• **Task instructions**
Show, in full, each line of the data that contains "flash".

• **Dataset records**
Segment Open
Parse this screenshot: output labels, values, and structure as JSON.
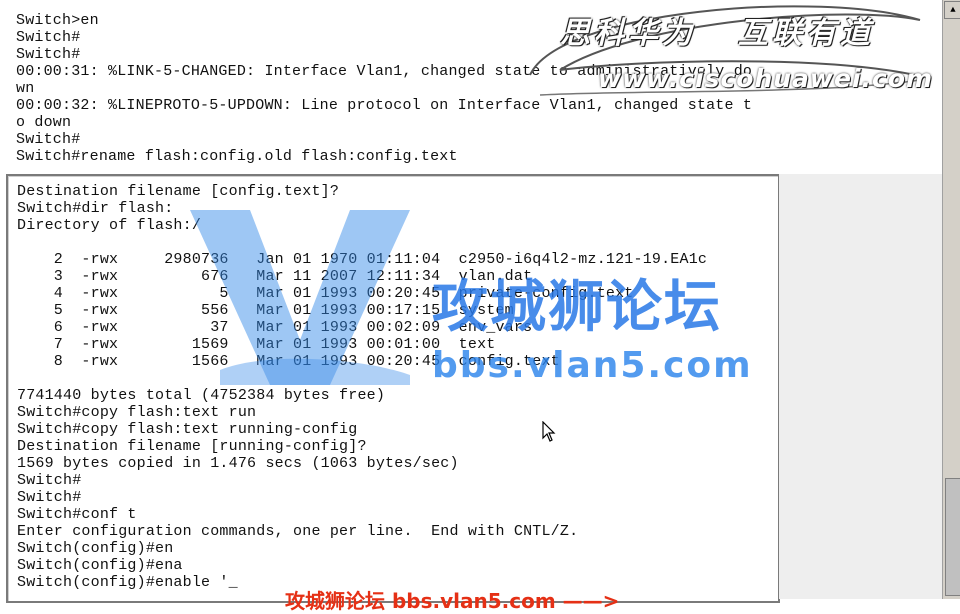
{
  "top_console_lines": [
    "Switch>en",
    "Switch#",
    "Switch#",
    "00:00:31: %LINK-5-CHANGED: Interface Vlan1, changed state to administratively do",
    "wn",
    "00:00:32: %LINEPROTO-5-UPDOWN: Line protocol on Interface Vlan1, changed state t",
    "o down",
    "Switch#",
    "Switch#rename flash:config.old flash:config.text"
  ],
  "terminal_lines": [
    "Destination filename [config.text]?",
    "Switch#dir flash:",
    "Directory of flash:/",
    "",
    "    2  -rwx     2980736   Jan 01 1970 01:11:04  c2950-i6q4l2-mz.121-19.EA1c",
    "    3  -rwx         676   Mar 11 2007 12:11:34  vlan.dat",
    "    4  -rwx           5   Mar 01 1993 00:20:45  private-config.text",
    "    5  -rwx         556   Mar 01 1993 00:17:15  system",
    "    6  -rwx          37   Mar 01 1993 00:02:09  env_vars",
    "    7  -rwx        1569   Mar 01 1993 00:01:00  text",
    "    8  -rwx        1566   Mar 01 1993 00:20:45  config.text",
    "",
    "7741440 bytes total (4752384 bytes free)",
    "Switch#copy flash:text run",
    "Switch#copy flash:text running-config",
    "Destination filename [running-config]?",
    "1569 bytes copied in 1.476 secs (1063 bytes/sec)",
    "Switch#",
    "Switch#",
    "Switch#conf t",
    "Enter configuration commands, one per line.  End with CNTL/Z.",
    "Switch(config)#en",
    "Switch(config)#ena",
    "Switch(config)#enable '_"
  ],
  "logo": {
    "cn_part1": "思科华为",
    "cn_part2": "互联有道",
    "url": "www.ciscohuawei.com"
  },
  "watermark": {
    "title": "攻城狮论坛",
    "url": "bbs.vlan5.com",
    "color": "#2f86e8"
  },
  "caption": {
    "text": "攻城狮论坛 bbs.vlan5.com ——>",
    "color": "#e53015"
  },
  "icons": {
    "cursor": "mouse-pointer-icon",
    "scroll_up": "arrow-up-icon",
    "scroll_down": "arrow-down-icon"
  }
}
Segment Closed
• **Response box**
    "Switch#rename flash:config.old flash:config.text"
    "Switch#dir flash:",
    "Directory of flash:/",
    "Switch#copy flash:text run",
    "Switch#copy flash:text running-config",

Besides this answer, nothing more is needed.